Idaho singer/songwriter Eilen Jewell has quite a bit in common with the songstress of a very similar name. They both hail from less populated regions; both blend rock, pop, folk and country; and both made a go at busking to support themselves early in their careers.
Jewell hasnt written a hit as big as Jewels Who Will Save Your Soul, but at least music has never driven her to living in a van.
It was a low-risk way of experimenting with a life as a musician, she said. I made enough money to scrape by on.
She made the transition to full-time performer using the basic lessons she learned playing curbside for change and spare dollar bills.

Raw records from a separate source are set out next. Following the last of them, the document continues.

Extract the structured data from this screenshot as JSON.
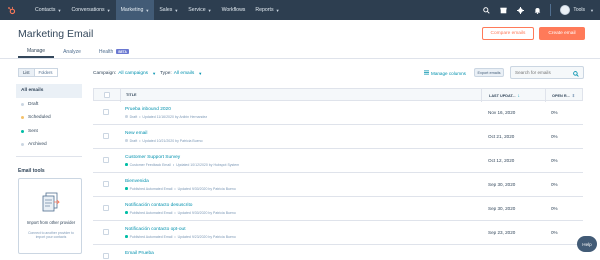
{
  "nav": {
    "items": [
      {
        "label": "Contacts",
        "active": false
      },
      {
        "label": "Conversations",
        "active": false
      },
      {
        "label": "Marketing",
        "active": true
      },
      {
        "label": "Sales",
        "active": false
      },
      {
        "label": "Service",
        "active": false
      },
      {
        "label": "Workflows",
        "active": false
      },
      {
        "label": "Reports",
        "active": false
      }
    ],
    "account_name": "Tools",
    "icons": [
      "search-icon",
      "marketplace-icon",
      "settings-icon",
      "notifications-icon"
    ]
  },
  "header": {
    "title": "Marketing Email",
    "compare_label": "Compare emails",
    "create_label": "Create email",
    "tabs": [
      {
        "label": "Manage",
        "active": true
      },
      {
        "label": "Analyze",
        "active": false
      },
      {
        "label": "Health",
        "active": false,
        "badge": "BETA"
      }
    ]
  },
  "sidebar": {
    "view_toggle": {
      "list": "List",
      "folders": "Folders"
    },
    "items": [
      {
        "label": "All emails",
        "active": true,
        "dot": ""
      },
      {
        "label": "Draft",
        "active": false,
        "dot": "#cbd6e2"
      },
      {
        "label": "Scheduled",
        "active": false,
        "dot": "#f5c26b"
      },
      {
        "label": "Sent",
        "active": false,
        "dot": "#00bda5"
      },
      {
        "label": "Archived",
        "active": false,
        "dot": "#cbd6e2"
      }
    ],
    "tools_title": "Email tools",
    "tool_card": {
      "title": "Import from other provider",
      "description": "Connect to another provider to import your contacts"
    }
  },
  "filters": {
    "campaign_label": "Campaign:",
    "campaign_value": "All campaigns",
    "type_label": "Type:",
    "type_value": "All emails",
    "manage_columns": "Manage columns",
    "export": "Export emails",
    "search_placeholder": "Search for emails"
  },
  "table": {
    "columns": [
      "TITLE",
      "LAST UPDAT...",
      "OPEN R..."
    ],
    "rows": [
      {
        "name": "Prueba inbound 2020",
        "status": "Draft",
        "status_color": "#cbd6e2",
        "updated": "Updated 11/16/2020 by Anibin Hernandez",
        "date": "Nov 16, 2020",
        "open": "0%"
      },
      {
        "name": "New email",
        "status": "Draft",
        "status_color": "#cbd6e2",
        "updated": "Updated 10/21/2020 by Patricia Bueno",
        "date": "Oct 21, 2020",
        "open": "0%"
      },
      {
        "name": "Customer Support Survey",
        "status": "Customer Feedback Email",
        "status_color": "#00bda5",
        "updated": "Updated 10/12/2020 by Hubspot System",
        "date": "Oct 12, 2020",
        "open": "0%"
      },
      {
        "name": "Bienvenida",
        "status": "Published Automated Email",
        "status_color": "#00bda5",
        "updated": "Updated 9/30/2020 by Patricia Bueno",
        "date": "Sep 30, 2020",
        "open": "0%"
      },
      {
        "name": "Notificación contacto desuscrito",
        "status": "Published Automated Email",
        "status_color": "#00bda5",
        "updated": "Updated 9/30/2020 by Patricia Bueno",
        "date": "Sep 30, 2020",
        "open": "0%"
      },
      {
        "name": "Notificación contacto opt-out",
        "status": "Published Automated Email",
        "status_color": "#00bda5",
        "updated": "Updated 9/23/2020 by Patricia Bueno",
        "date": "Sep 23, 2020",
        "open": "0%"
      },
      {
        "name": "Email Prueba",
        "status": "",
        "status_color": "#00bda5",
        "updated": "",
        "date": "",
        "open": ""
      }
    ]
  },
  "help_label": "Help",
  "colors": {
    "nav_bg": "#2d3e50",
    "accent": "#ff7a59",
    "link": "#0091ae"
  }
}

Its where I realized that playing songs can really put a smile on someones face, Jewell said. It helped me learn how to play in front of people. I had never really done that before. It was easing into performance and figuring out if this was something I really wanted to do.

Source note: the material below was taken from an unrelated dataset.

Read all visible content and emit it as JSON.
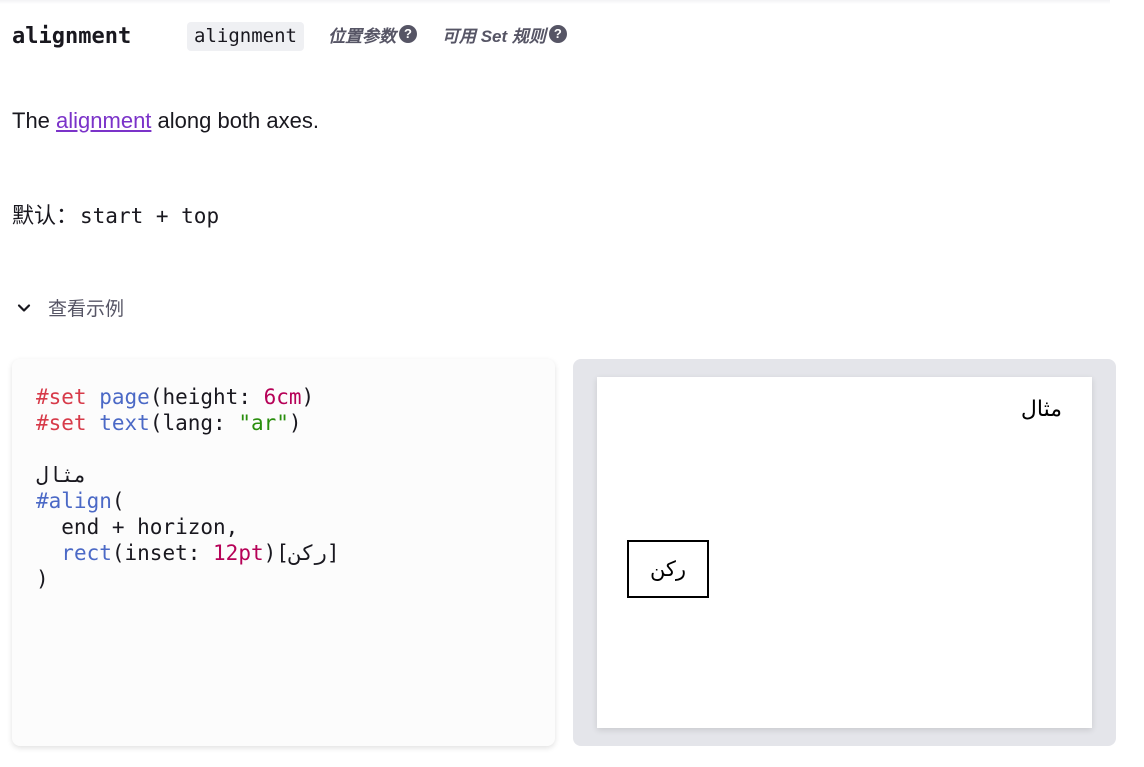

It took a little hopping around to find the proper place to foster a career, however; she began experimenting with music during college in Santa Fe, N.M., then moved to Los Angeles to perform on Venice Beach once she opted for a guitar instead of an office job. Eventually, she found her way to Boston, where she assembled both a following and her first recordings.
It was my identity in Boston.

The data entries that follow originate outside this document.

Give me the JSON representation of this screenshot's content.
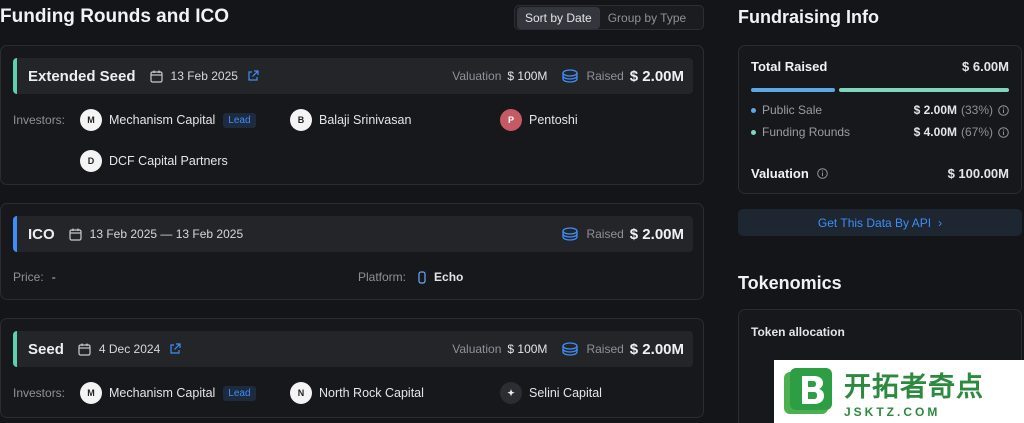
{
  "funding": {
    "title": "Funding Rounds and ICO",
    "sort_options": [
      "Sort by Date",
      "Group by Type"
    ],
    "rounds": [
      {
        "name": "Extended Seed",
        "date": "13 Feb 2025",
        "valuation_label": "Valuation",
        "valuation": "$ 100M",
        "raised_label": "Raised",
        "raised": "$ 2.00M",
        "investors_label": "Investors:",
        "investors": [
          {
            "name": "Mechanism Capital",
            "lead": "Lead"
          },
          {
            "name": "Balaji Srinivasan"
          },
          {
            "name": "Pentoshi"
          },
          {
            "name": "DCF Capital Partners"
          }
        ]
      },
      {
        "name": "ICO",
        "date": "13 Feb 2025 — 13 Feb 2025",
        "raised_label": "Raised",
        "raised": "$ 2.00M",
        "price_label": "Price:",
        "price": "-",
        "platform_label": "Platform:",
        "platform": "Echo"
      },
      {
        "name": "Seed",
        "date": "4 Dec 2024",
        "valuation_label": "Valuation",
        "valuation": "$ 100M",
        "raised_label": "Raised",
        "raised": "$ 2.00M",
        "investors_label": "Investors:",
        "investors": [
          {
            "name": "Mechanism Capital",
            "lead": "Lead"
          },
          {
            "name": "North Rock Capital"
          },
          {
            "name": "Selini Capital"
          }
        ]
      }
    ]
  },
  "fundraising": {
    "title": "Fundraising Info",
    "total_label": "Total Raised",
    "total": "$ 6.00M",
    "public_sale_share": 0.33,
    "funding_rounds_share": 0.67,
    "public_sale_label": "Public Sale",
    "public_sale_amount": "$ 2.00M",
    "public_sale_pct": "(33%)",
    "funding_rounds_label": "Funding Rounds",
    "funding_rounds_amount": "$ 4.00M",
    "funding_rounds_pct": "(67%)",
    "valuation_label": "Valuation",
    "valuation": "$ 100.00M",
    "api_link": "Get This Data By API",
    "colors": {
      "public_sale": "#5aa9e6",
      "funding_rounds": "#7fd6b8",
      "accent": "#3e8ef7"
    }
  },
  "tokenomics": {
    "title": "Tokenomics",
    "allocation_label": "Token allocation"
  },
  "watermark": {
    "cn": "开拓者奇点",
    "en": "JSKTZ.COM"
  }
}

People didnt know me as any other person, Jewell said. I like that anonymity, and a certain amount of that is required to be creative.
There, she also found her sound, or lack thereof. The endlessly genrebending songwriter began indulging in every whim: Americana, honky-tonk, rockabilly, blues and more.
Its kind of like vintage rock n roll, cowgirl noir, she said. I dont get hung up sticking to one particular genre. I just follow my gut, and luckily, my band can keep up. I tend to write to test them and keep them on their game.
In the past five or so years, shes released four studio albums, including summers Queen of the Minor Key.
This newest record sees her doing even more toying and tinkering, not only with genres, but recording her first two instrumentals, bringing along a guest singer and injecting a little whimsy and humor into songs that had previously sounded a little more sorrowful. Even the discs title is a self-deprecating jab, plus a look at her coming legacy.
An old friend on a co-bill introduced me that way. I tend to write a lot in the minor key, and at first, it almost felt like an insult, but sometimes the best way to deal is to run with it, Jewell said. Rather than shy away, I decided to make it my thing, to own it.
Photo by Erik Jacobs